Content starts

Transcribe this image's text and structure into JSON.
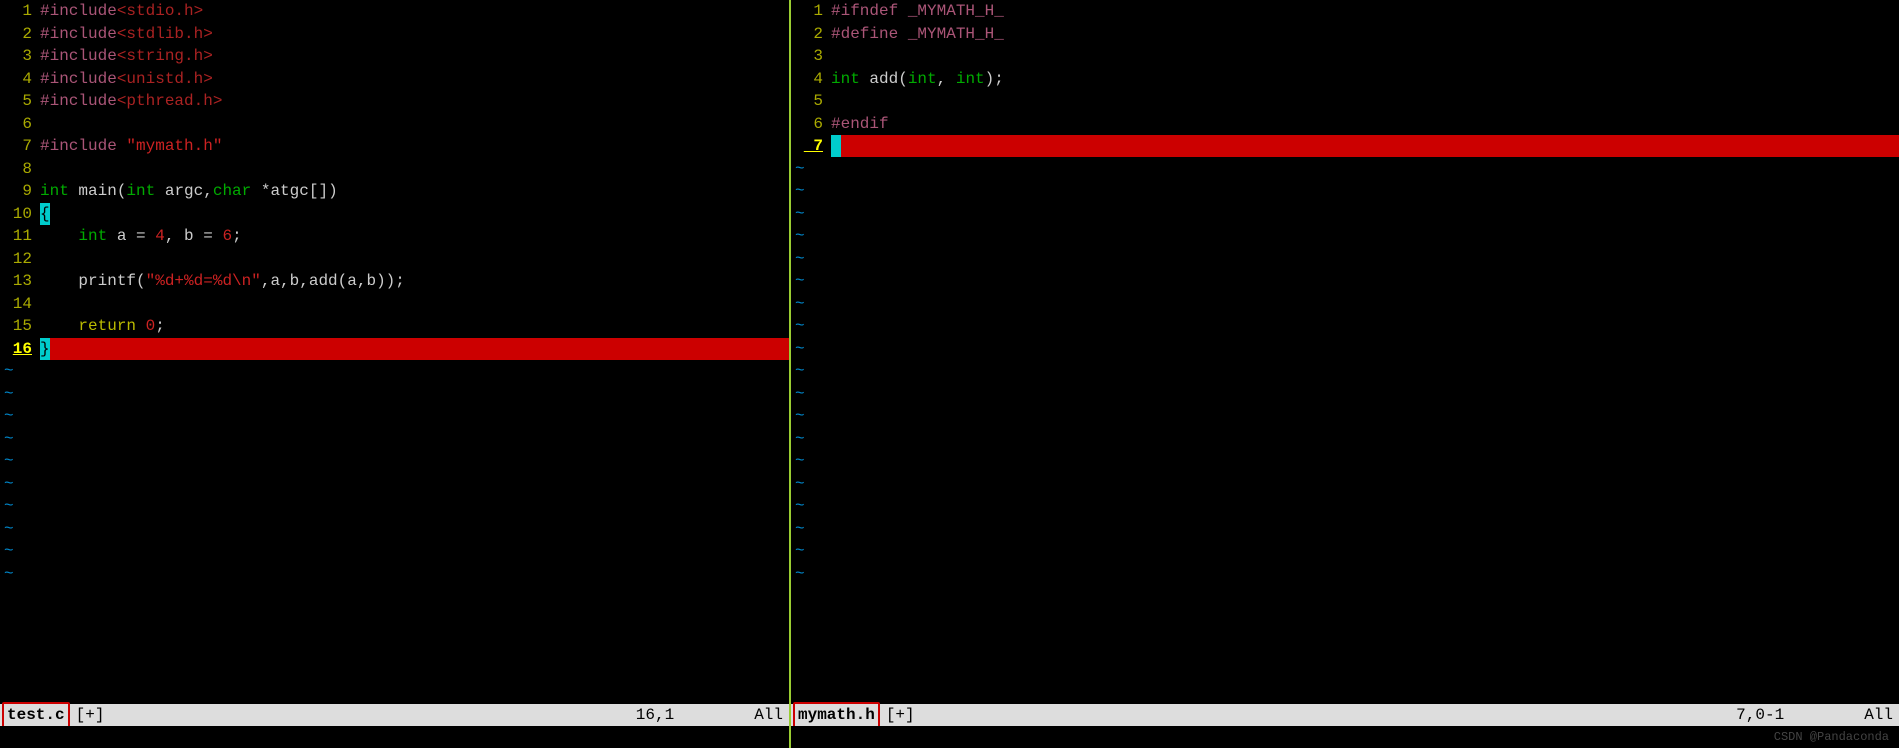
{
  "left": {
    "filename": "test.c",
    "modified": "[+]",
    "position": "16,1",
    "view": "All",
    "lines": [
      {
        "n": 1,
        "tokens": [
          [
            "c-pre",
            "#include"
          ],
          [
            "c-inc",
            "<stdio.h>"
          ]
        ]
      },
      {
        "n": 2,
        "tokens": [
          [
            "c-pre",
            "#include"
          ],
          [
            "c-inc",
            "<stdlib.h>"
          ]
        ]
      },
      {
        "n": 3,
        "tokens": [
          [
            "c-pre",
            "#include"
          ],
          [
            "c-inc",
            "<string.h>"
          ]
        ]
      },
      {
        "n": 4,
        "tokens": [
          [
            "c-pre",
            "#include"
          ],
          [
            "c-inc",
            "<unistd.h>"
          ]
        ]
      },
      {
        "n": 5,
        "tokens": [
          [
            "c-pre",
            "#include"
          ],
          [
            "c-inc",
            "<pthread.h>"
          ]
        ]
      },
      {
        "n": 6,
        "tokens": []
      },
      {
        "n": 7,
        "tokens": [
          [
            "c-pre",
            "#include "
          ],
          [
            "c-str",
            "\"mymath.h\""
          ]
        ]
      },
      {
        "n": 8,
        "tokens": []
      },
      {
        "n": 9,
        "tokens": [
          [
            "c-kw",
            "int"
          ],
          [
            "c-txt",
            " main("
          ],
          [
            "c-kw",
            "int"
          ],
          [
            "c-txt",
            " argc,"
          ],
          [
            "c-kw",
            "char"
          ],
          [
            "c-txt",
            " *atgc[])"
          ]
        ]
      },
      {
        "n": 10,
        "tokens": [
          [
            "brace-open",
            "{"
          ]
        ]
      },
      {
        "n": 11,
        "tokens": [
          [
            "c-txt",
            "    "
          ],
          [
            "c-kw",
            "int"
          ],
          [
            "c-txt",
            " a = "
          ],
          [
            "c-num",
            "4"
          ],
          [
            "c-txt",
            ", b = "
          ],
          [
            "c-num",
            "6"
          ],
          [
            "c-txt",
            ";"
          ]
        ]
      },
      {
        "n": 12,
        "tokens": []
      },
      {
        "n": 13,
        "tokens": [
          [
            "c-txt",
            "    printf("
          ],
          [
            "c-str",
            "\"%d+%d=%d\\n\""
          ],
          [
            "c-txt",
            ",a,b,add(a,b));"
          ]
        ]
      },
      {
        "n": 14,
        "tokens": []
      },
      {
        "n": 15,
        "tokens": [
          [
            "c-txt",
            "    "
          ],
          [
            "c-ret",
            "return"
          ],
          [
            "c-txt",
            " "
          ],
          [
            "c-num",
            "0"
          ],
          [
            "c-txt",
            ";"
          ]
        ]
      },
      {
        "n": 16,
        "current": true,
        "hl": true,
        "tokens": [
          [
            "brace-close",
            "}"
          ]
        ]
      }
    ],
    "tildes": 10
  },
  "right": {
    "filename": "mymath.h",
    "modified": "[+]",
    "position": "7,0-1",
    "view": "All",
    "lines": [
      {
        "n": 1,
        "tokens": [
          [
            "c-pre",
            "#ifndef _MYMATH_H_"
          ]
        ]
      },
      {
        "n": 2,
        "tokens": [
          [
            "c-pre",
            "#define _MYMATH_H_"
          ]
        ]
      },
      {
        "n": 3,
        "tokens": []
      },
      {
        "n": 4,
        "tokens": [
          [
            "c-kw",
            "int"
          ],
          [
            "c-txt",
            " add("
          ],
          [
            "c-kw",
            "int"
          ],
          [
            "c-txt",
            ", "
          ],
          [
            "c-kw",
            "int"
          ],
          [
            "c-txt",
            ");"
          ]
        ]
      },
      {
        "n": 5,
        "tokens": []
      },
      {
        "n": 6,
        "tokens": [
          [
            "c-pre",
            "#endif"
          ]
        ]
      },
      {
        "n": 7,
        "current": true,
        "hl": true,
        "cursor": true,
        "tokens": []
      }
    ],
    "tildes": 19
  },
  "watermark": "CSDN @Pandaconda"
}
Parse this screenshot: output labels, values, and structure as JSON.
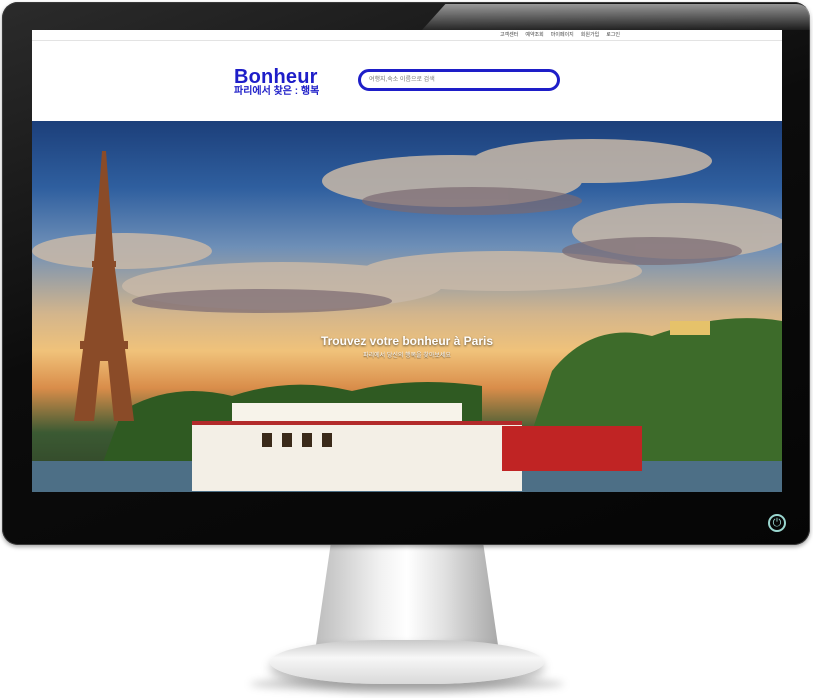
{
  "util_links": [
    "고객센터",
    "예약조회",
    "마이페이지",
    "회원가입",
    "로그인"
  ],
  "logo": {
    "title": "Bonheur",
    "subtitle": "파리에서 찾은 : 행복"
  },
  "search": {
    "placeholder": "여행지,숙소 이름으로 검색"
  },
  "hero": {
    "title": "Trouvez votre bonheur à Paris",
    "subtitle": "파리에서 당신의 행복을 찾아보세요"
  },
  "colors": {
    "brand": "#1e1ec8"
  },
  "icons": {
    "power": "power-icon"
  }
}
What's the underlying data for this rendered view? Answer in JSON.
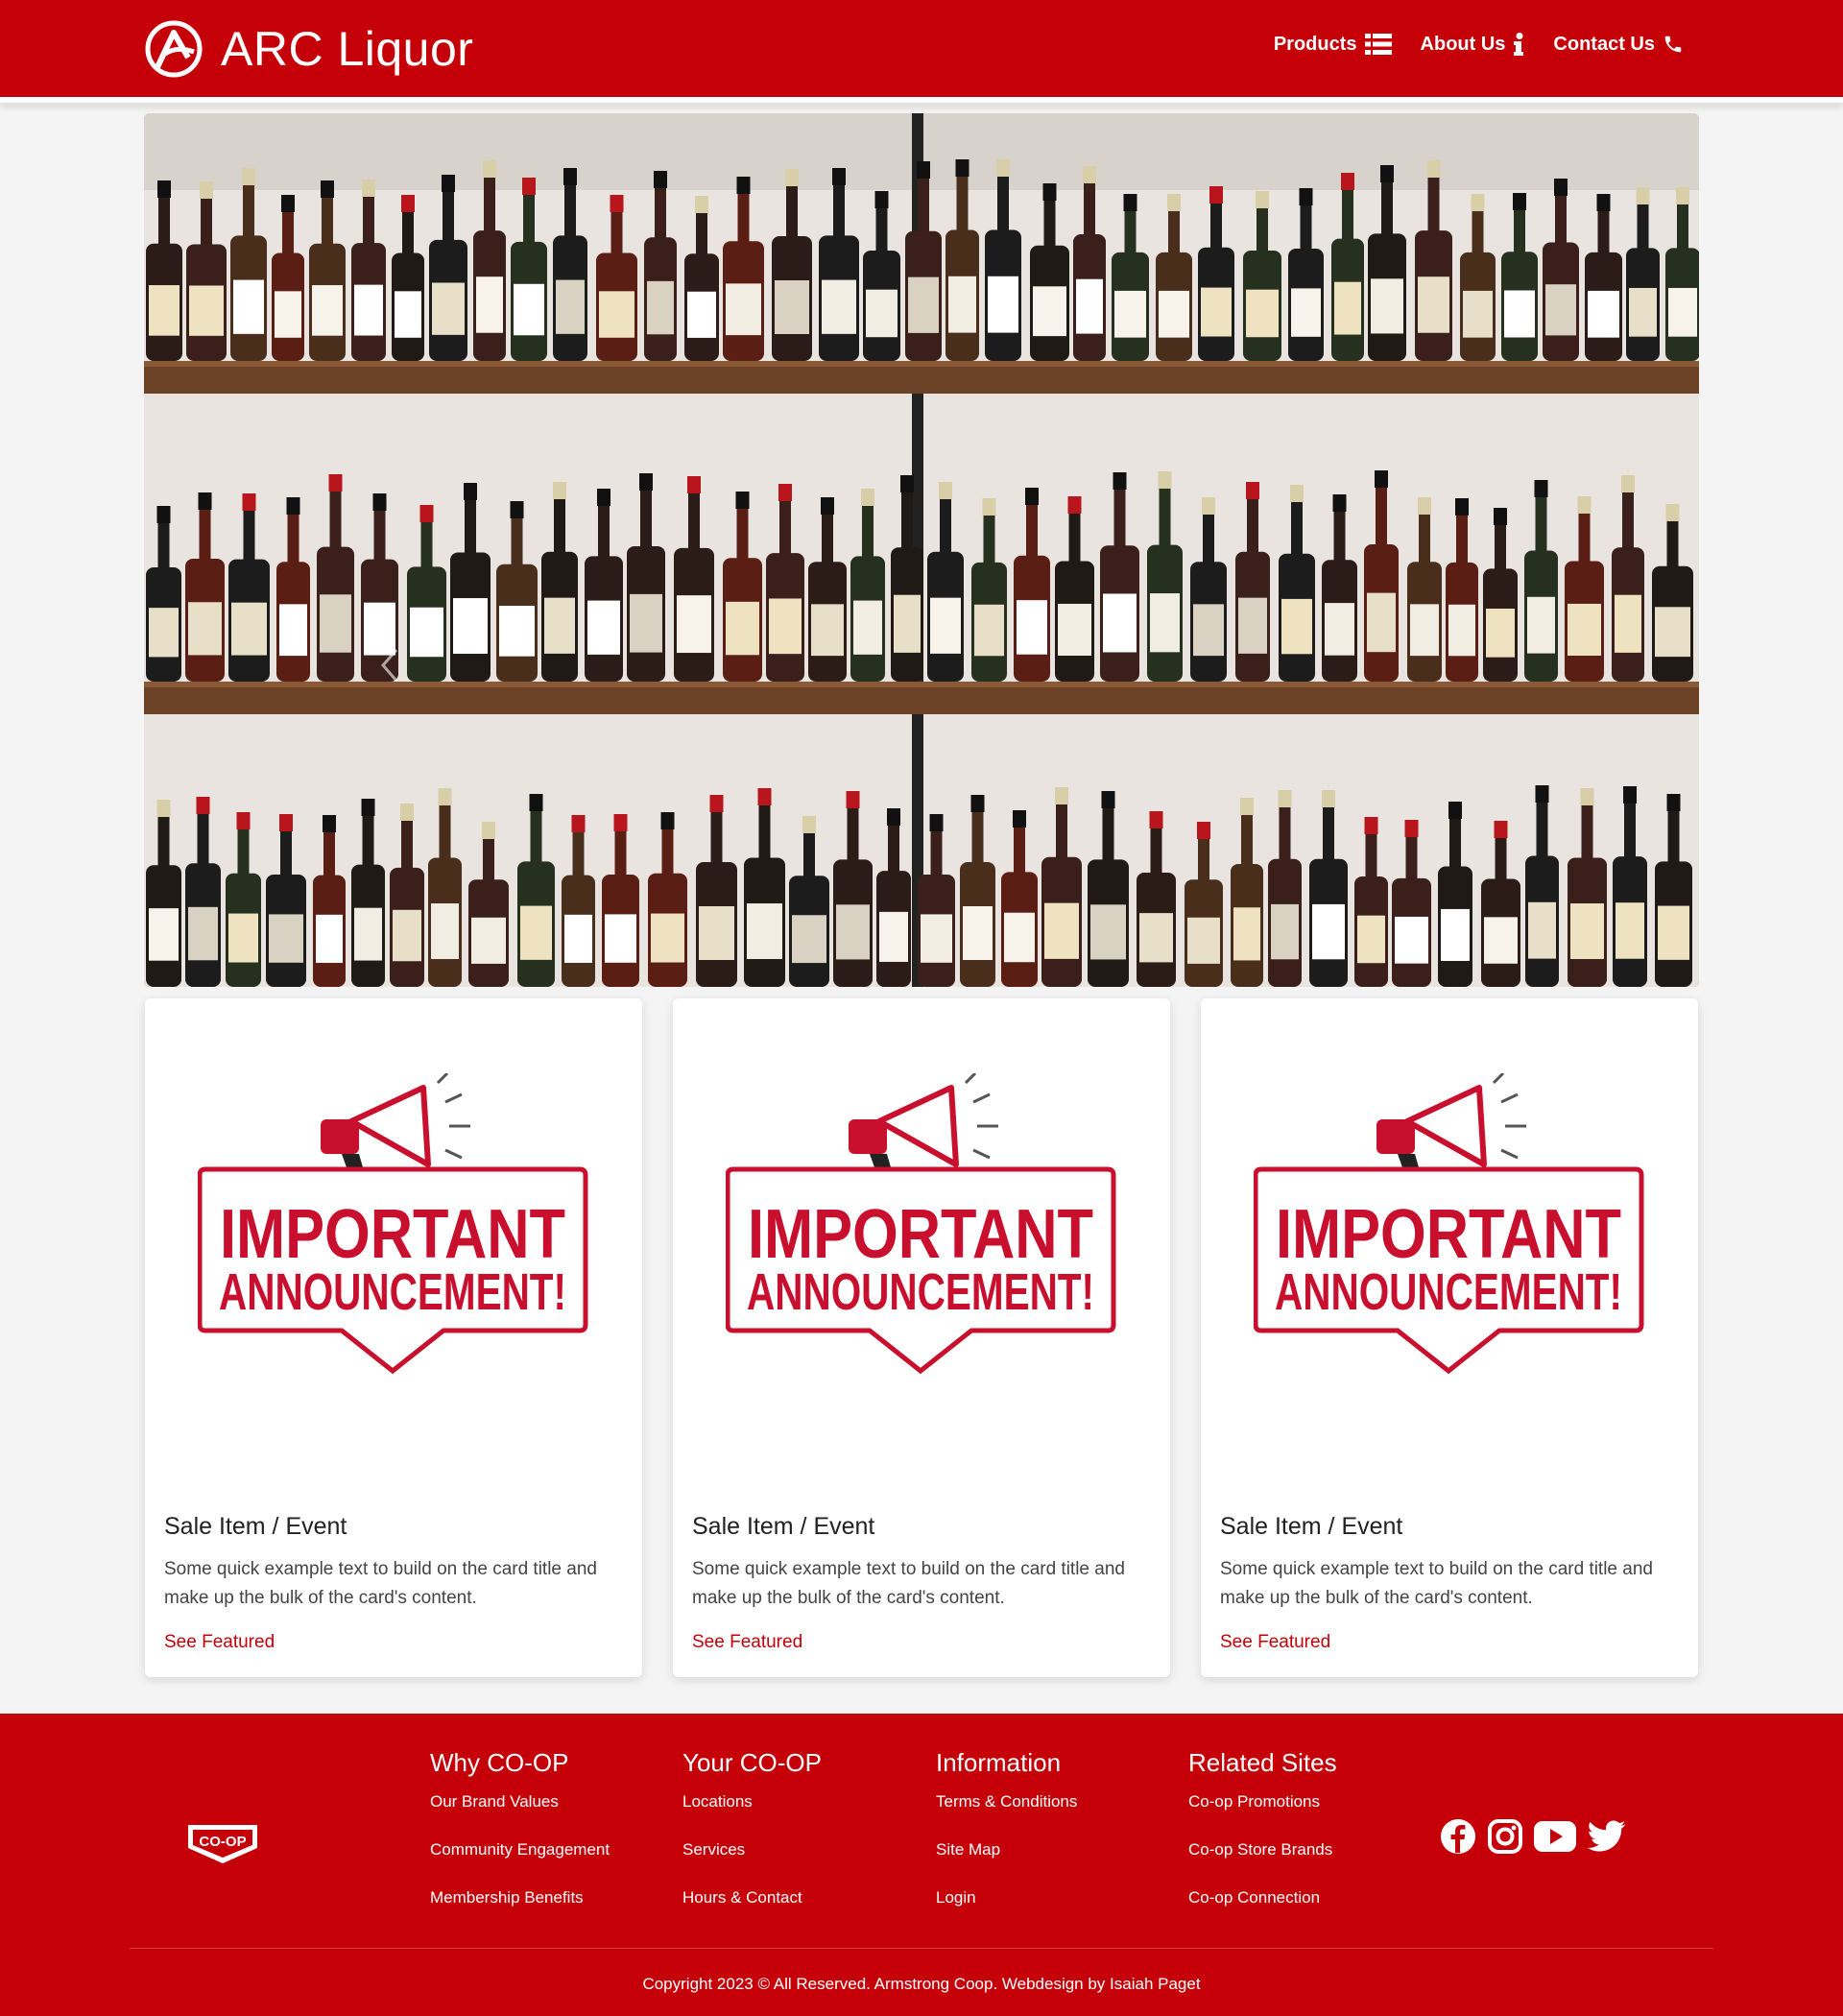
{
  "navbar": {
    "brand": "ARC Liquor",
    "links": [
      {
        "label": "Products",
        "icon": "list-icon"
      },
      {
        "label": "About Us",
        "icon": "info-icon"
      },
      {
        "label": "Contact Us",
        "icon": "phone-icon"
      }
    ]
  },
  "hero": {
    "image": "wine-bottles-on-shelves",
    "controls": {
      "prev": "chevron-left-icon",
      "next": "chevron-right-icon"
    }
  },
  "cards": [
    {
      "image_text_1": "IMPORTANT",
      "image_text_2": "ANNOUNCEMENT!",
      "title": "Sale Item / Event",
      "text": "Some quick example text to build on the card title and make up the bulk of the card's content.",
      "link": "See Featured"
    },
    {
      "image_text_1": "IMPORTANT",
      "image_text_2": "ANNOUNCEMENT!",
      "title": "Sale Item / Event",
      "text": "Some quick example text to build on the card title and make up the bulk of the card's content.",
      "link": "See Featured"
    },
    {
      "image_text_1": "IMPORTANT",
      "image_text_2": "ANNOUNCEMENT!",
      "title": "Sale Item / Event",
      "text": "Some quick example text to build on the card title and make up the bulk of the card's content.",
      "link": "See Featured"
    }
  ],
  "footer": {
    "logo_text": "CO-OP",
    "columns": [
      {
        "heading": "Why CO-OP",
        "links": [
          "Our Brand Values",
          "Community Engagement",
          "Membership Benefits"
        ]
      },
      {
        "heading": "Your CO-OP",
        "links": [
          "Locations",
          "Services",
          "Hours & Contact"
        ]
      },
      {
        "heading": "Information",
        "links": [
          "Terms & Conditions",
          "Site Map",
          "Login"
        ]
      },
      {
        "heading": "Related Sites",
        "links": [
          "Co-op Promotions",
          "Co-op Store Brands",
          "Co-op Connection"
        ]
      }
    ],
    "social": [
      "facebook-icon",
      "instagram-icon",
      "youtube-icon",
      "twitter-icon"
    ],
    "copyright": "Copyright 2023 © All Reserved. Armstrong Coop. Webdesign by Isaiah Paget"
  },
  "colors": {
    "brand_red": "#c50008",
    "background": "#f4f4f4",
    "card_bg": "#ffffff"
  }
}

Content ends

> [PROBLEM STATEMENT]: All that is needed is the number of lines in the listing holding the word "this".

> [EXERCISE OUTPUT]: 3